Home delivery is a hot segment of omni-channel retailing and one of the best customer presentations at last year’s Descartes Evolution 2015 conference was from Sears. Joe Macro, Director of Logistics and Planning, and Steve Rutkowski, Director Logistics Systems from Sears provided a very detailed overview of the company’s journey toward becoming, as they put it, “the UPS of Big Box” — in other words, Sears is aiming to provide the same level of service for big box orders and deliveries (such as appliances, lawn and garden, and furniture) that consumers have come to expect with small parcel orders and deliveries.
In the short video below, just released by Descartes (a Talking Logistics sponsor), several Sears executives and team members — including Joe Macro, Bill Hutchinson (SVP Supply Chain), Kris Eyunni (VP Supply Chain, Home Delivery Distribution), and Catherina Taylor (Manager, Member Experience Office, South Region) — provide additional insight on the company’s journey to achieving home delivery excellence.
Here are some of my key takeaways from their comments:
- Sears clearly understands that managing the end-customer experience is the most critical factor in last-mile delivery. As Ms. Taylor states, the main focus of the Member Experience Office is to “ensure our members [customers] receive a ‘Wow’ home delivery experience.”
- Batch and static planning systems fall short of meeting customer expectations. “The biggest problem with our old proprietary solution was that it was a batch job,” explained Joe Macro. “Every day our last orders came in at 3:30 pm and the team had to quickly develop the routing solution by 6:00 pm. It was a one-time shot of getting the routes right.” Christina Gross, Sacramento Routing Manager, then added: “Because we’re now working with a live, real-time system, we’re able to make adjustments and see those reflected in the routes right away. So between the planning aspect of getting the 14-day look ahead and sometime prior to the morning of dispatch, we’re able to manipulate the routes, make adjustments if necessary…and have the routes update immediately.”

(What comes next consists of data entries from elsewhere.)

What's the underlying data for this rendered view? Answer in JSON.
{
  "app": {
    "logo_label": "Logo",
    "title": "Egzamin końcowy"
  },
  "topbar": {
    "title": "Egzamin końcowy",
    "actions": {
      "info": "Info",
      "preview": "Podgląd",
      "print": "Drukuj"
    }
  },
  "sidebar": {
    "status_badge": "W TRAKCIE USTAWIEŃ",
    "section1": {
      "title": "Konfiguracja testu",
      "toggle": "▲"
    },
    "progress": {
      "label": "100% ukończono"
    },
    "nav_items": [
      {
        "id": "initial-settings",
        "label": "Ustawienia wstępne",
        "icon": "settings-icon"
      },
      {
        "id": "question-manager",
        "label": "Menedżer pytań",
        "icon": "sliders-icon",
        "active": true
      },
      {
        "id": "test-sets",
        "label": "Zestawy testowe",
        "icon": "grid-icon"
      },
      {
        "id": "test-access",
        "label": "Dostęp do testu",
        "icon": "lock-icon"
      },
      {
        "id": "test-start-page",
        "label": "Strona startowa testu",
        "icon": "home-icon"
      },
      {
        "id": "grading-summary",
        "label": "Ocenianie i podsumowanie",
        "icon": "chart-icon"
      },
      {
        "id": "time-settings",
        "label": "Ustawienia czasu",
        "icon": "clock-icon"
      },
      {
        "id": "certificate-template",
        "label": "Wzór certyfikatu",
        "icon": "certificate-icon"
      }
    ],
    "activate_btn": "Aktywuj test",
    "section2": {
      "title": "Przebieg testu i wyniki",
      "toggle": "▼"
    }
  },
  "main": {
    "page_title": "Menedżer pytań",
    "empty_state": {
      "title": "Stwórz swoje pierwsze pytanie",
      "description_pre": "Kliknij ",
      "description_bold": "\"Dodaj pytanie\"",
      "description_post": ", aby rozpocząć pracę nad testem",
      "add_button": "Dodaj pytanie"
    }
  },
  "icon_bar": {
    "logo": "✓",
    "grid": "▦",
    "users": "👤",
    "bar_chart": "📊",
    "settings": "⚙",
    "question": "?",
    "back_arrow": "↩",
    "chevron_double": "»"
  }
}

- Flexibility and ease of use were key considerations for Sears when evaluating solutions, along with mobile capabilities for real-time execution and visibility. “When you combine flexibility with ease of use, it’s a pretty powerful statement,” commented Kris Eyunni.
- Companies can deploy cloud-based route planning and execution solutions relatively quickly. In Sears’ case, it took about six months to deploy Descartes’ solution across 106 delivery hubs in the company’s network.
Sears has a long history in home delivery, but kudos to the company for recognizing that it needed to change the status quo and transform its delivery processes and technology — not only in transportation, but warehousing too. The journey to achieving home delivery excellence is never ending, as customer expectations continue to get more demanding, but Sears is ahead of most in getting there.